START The data

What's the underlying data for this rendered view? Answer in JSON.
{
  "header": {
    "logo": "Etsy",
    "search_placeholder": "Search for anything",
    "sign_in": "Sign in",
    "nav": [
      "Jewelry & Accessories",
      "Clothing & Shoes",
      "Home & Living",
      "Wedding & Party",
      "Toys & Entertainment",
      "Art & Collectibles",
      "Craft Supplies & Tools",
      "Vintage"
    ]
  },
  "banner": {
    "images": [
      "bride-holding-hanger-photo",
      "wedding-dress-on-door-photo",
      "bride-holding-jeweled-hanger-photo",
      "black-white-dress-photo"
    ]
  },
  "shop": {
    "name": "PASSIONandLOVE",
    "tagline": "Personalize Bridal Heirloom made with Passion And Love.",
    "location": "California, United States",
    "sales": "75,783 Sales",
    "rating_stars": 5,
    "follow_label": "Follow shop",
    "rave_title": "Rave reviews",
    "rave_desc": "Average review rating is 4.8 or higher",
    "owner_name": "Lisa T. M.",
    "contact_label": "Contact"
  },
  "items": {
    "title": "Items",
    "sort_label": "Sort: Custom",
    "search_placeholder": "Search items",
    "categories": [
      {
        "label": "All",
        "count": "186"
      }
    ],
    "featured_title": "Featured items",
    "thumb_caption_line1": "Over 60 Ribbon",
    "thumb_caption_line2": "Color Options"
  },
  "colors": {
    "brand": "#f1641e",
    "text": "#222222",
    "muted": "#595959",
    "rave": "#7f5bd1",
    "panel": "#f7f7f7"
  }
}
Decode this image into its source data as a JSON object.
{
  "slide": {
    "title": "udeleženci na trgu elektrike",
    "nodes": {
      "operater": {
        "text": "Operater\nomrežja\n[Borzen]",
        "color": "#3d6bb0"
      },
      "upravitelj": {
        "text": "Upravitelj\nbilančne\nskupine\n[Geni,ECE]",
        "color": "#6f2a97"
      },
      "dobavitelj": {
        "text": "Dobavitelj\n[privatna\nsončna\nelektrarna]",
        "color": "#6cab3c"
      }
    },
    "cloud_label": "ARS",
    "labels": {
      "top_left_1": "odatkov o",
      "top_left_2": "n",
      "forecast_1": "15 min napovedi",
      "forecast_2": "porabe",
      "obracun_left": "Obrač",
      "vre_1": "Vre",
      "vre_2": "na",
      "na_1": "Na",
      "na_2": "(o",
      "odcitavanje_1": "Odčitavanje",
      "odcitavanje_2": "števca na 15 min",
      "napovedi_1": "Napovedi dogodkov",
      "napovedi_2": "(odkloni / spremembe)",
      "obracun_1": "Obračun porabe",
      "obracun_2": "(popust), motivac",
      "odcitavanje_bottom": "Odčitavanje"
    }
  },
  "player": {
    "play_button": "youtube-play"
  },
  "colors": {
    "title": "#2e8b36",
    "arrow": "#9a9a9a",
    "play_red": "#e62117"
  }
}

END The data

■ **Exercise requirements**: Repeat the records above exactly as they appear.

■ **Response box**:
What's the underlying data for this rendered view? Answer in JSON.
{
  "header": {
    "logo": "Etsy",
    "search_placeholder": "Search for anything",
    "sign_in": "Sign in",
    "nav": [
      "Jewelry & Accessories",
      "Clothing & Shoes",
      "Home & Living",
      "Wedding & Party",
      "Toys & Entertainment",
      "Art & Collectibles",
      "Craft Supplies & Tools",
      "Vintage"
    ]
  },
  "banner": {
    "images": [
      "bride-holding-hanger-photo",
      "wedding-dress-on-door-photo",
      "bride-holding-jeweled-hanger-photo",
      "black-white-dress-photo"
    ]
  },
  "shop": {
    "name": "PASSIONandLOVE",
    "tagline": "Personalize Bridal Heirloom made with Passion And Love.",
    "location": "California, United States",
    "sales": "75,783 Sales",
    "rating_stars": 5,
    "follow_label": "Follow shop",
    "rave_title": "Rave reviews",
    "rave_desc": "Average review rating is 4.8 or higher",
    "owner_name": "Lisa T. M.",
    "contact_label": "Contact"
  },
  "items": {
    "title": "Items",
    "sort_label": "Sort: Custom",
    "search_placeholder": "Search items",
    "categories": [
      {
        "label": "All",
        "count": "186"
      }
    ],
    "featured_title": "Featured items",
    "thumb_caption_line1": "Over 60 Ribbon",
    "thumb_caption_line2": "Color Options"
  },
  "colors": {
    "brand": "#f1641e",
    "text": "#222222",
    "muted": "#595959",
    "rave": "#7f5bd1",
    "panel": "#f7f7f7"
  }
}
Decode this image into its source data as a JSON object.
{
  "slide": {
    "title": "udeleženci na trgu elektrike",
    "nodes": {
      "operater": {
        "text": "Operater\nomrežja\n[Borzen]",
        "color": "#3d6bb0"
      },
      "upravitelj": {
        "text": "Upravitelj\nbilančne\nskupine\n[Geni,ECE]",
        "color": "#6f2a97"
      },
      "dobavitelj": {
        "text": "Dobavitelj\n[privatna\nsončna\nelektrarna]",
        "color": "#6cab3c"
      }
    },
    "cloud_label": "ARS",
    "labels": {
      "top_left_1": "odatkov o",
      "top_left_2": "n",
      "forecast_1": "15 min napovedi",
      "forecast_2": "porabe",
      "obracun_left": "Obrač",
      "vre_1": "Vre",
      "vre_2": "na",
      "na_1": "Na",
      "na_2": "(o",
      "odcitavanje_1": "Odčitavanje",
      "odcitavanje_2": "števca na 15 min",
      "napovedi_1": "Napovedi dogodkov",
      "napovedi_2": "(odkloni / spremembe)",
      "obracun_1": "Obračun porabe",
      "obracun_2": "(popust), motivac",
      "odcitavanje_bottom": "Odčitavanje"
    }
  },
  "player": {
    "play_button": "youtube-play"
  },
  "colors": {
    "title": "#2e8b36",
    "arrow": "#9a9a9a",
    "play_red": "#e62117"
  }
}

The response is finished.